Entries from a dataset of interfaces:
——————
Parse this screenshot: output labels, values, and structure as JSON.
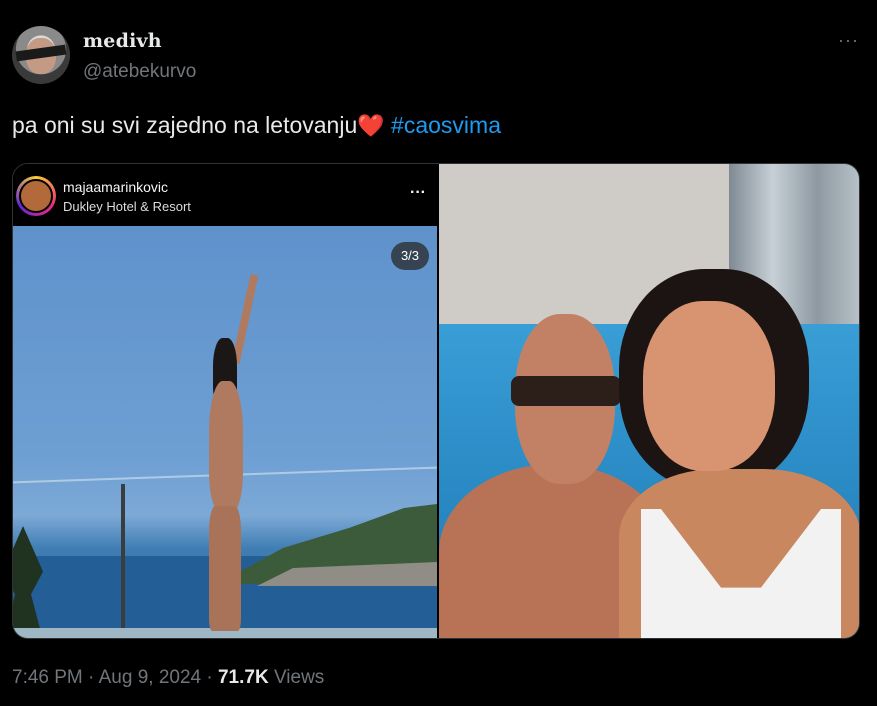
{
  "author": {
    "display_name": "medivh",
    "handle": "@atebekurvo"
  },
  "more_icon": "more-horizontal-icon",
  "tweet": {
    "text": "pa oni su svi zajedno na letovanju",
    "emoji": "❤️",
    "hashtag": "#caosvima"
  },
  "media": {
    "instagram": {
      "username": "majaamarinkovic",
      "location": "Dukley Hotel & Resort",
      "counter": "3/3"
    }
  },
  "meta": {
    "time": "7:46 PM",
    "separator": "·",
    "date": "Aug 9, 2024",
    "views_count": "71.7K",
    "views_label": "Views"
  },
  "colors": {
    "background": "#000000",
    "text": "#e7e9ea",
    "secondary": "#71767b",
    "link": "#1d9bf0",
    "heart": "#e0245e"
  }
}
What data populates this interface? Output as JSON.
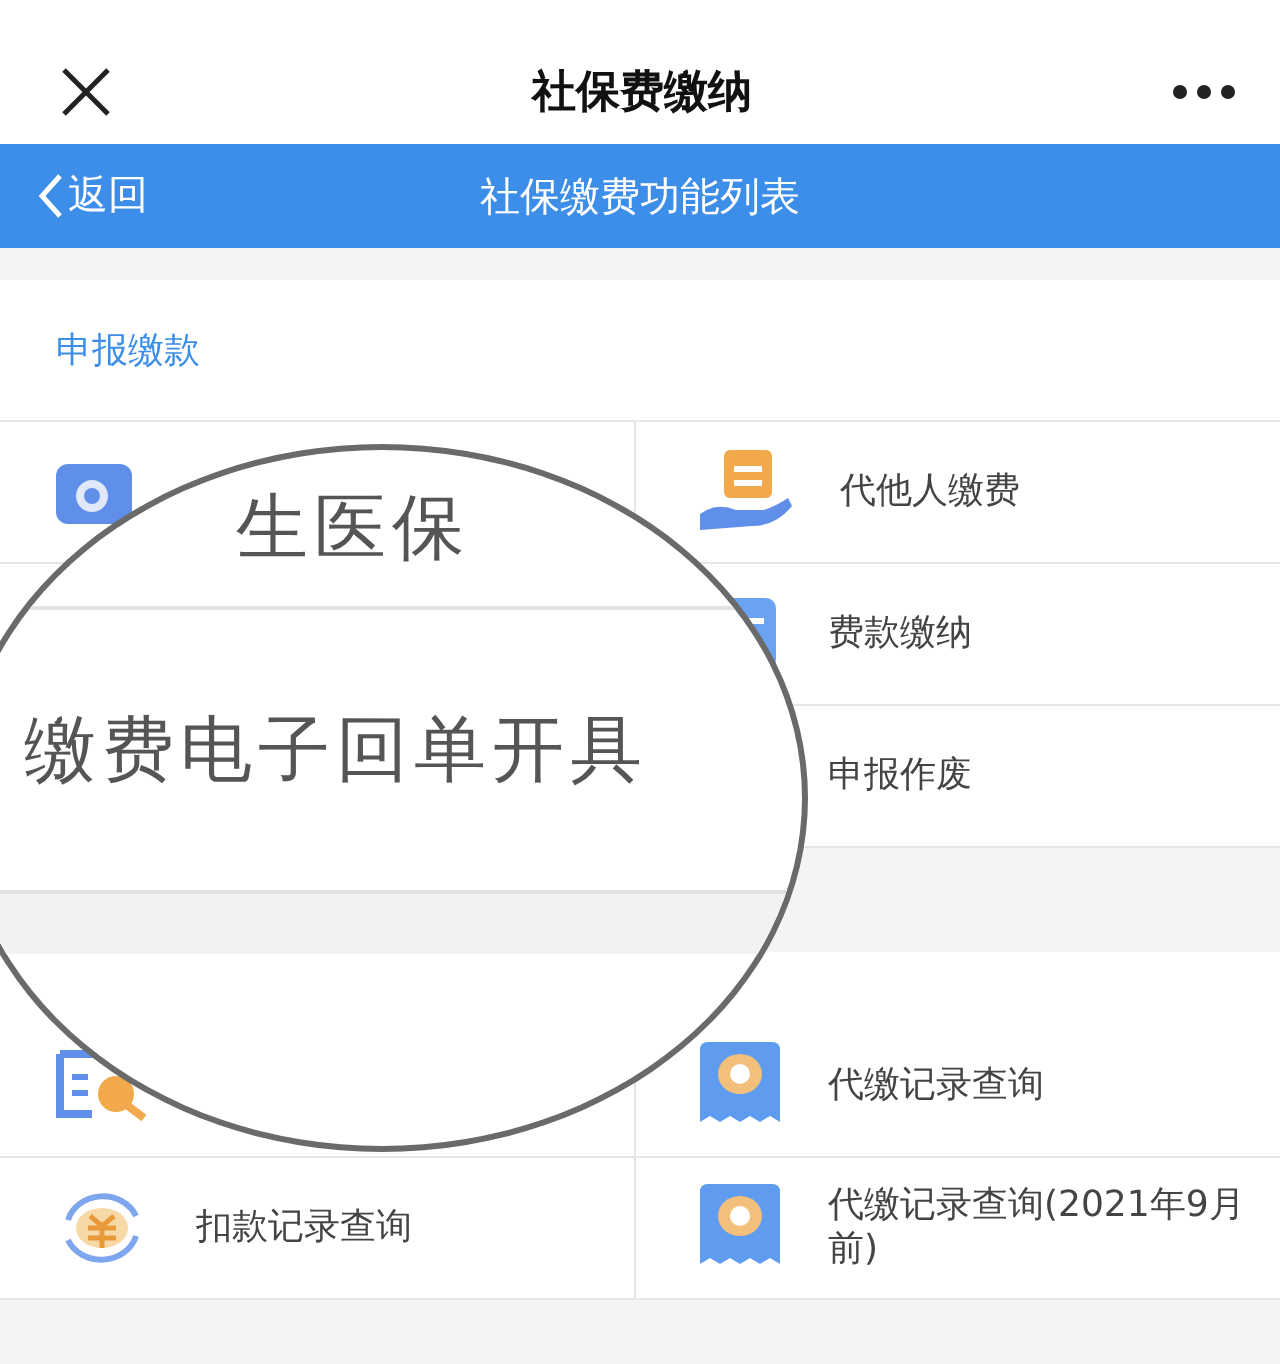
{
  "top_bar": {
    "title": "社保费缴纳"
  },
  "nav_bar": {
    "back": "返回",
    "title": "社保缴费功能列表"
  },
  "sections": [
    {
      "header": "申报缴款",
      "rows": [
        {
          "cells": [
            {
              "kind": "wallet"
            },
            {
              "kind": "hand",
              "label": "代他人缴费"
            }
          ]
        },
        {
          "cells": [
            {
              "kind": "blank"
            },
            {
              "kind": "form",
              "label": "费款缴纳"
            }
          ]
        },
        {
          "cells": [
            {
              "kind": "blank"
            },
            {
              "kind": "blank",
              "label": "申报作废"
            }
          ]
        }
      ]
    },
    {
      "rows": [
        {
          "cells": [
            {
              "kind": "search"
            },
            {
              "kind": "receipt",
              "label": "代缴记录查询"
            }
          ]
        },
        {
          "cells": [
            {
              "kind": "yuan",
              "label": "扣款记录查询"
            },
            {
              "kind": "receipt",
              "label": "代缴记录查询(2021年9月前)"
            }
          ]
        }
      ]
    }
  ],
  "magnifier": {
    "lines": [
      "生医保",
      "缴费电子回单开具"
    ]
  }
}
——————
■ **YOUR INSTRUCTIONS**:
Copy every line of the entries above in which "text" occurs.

■ **REPLY TO THE EXERCISE**:
    "text": "pa oni su svi zajedno na letovanju",
    "text": "#e7e9ea",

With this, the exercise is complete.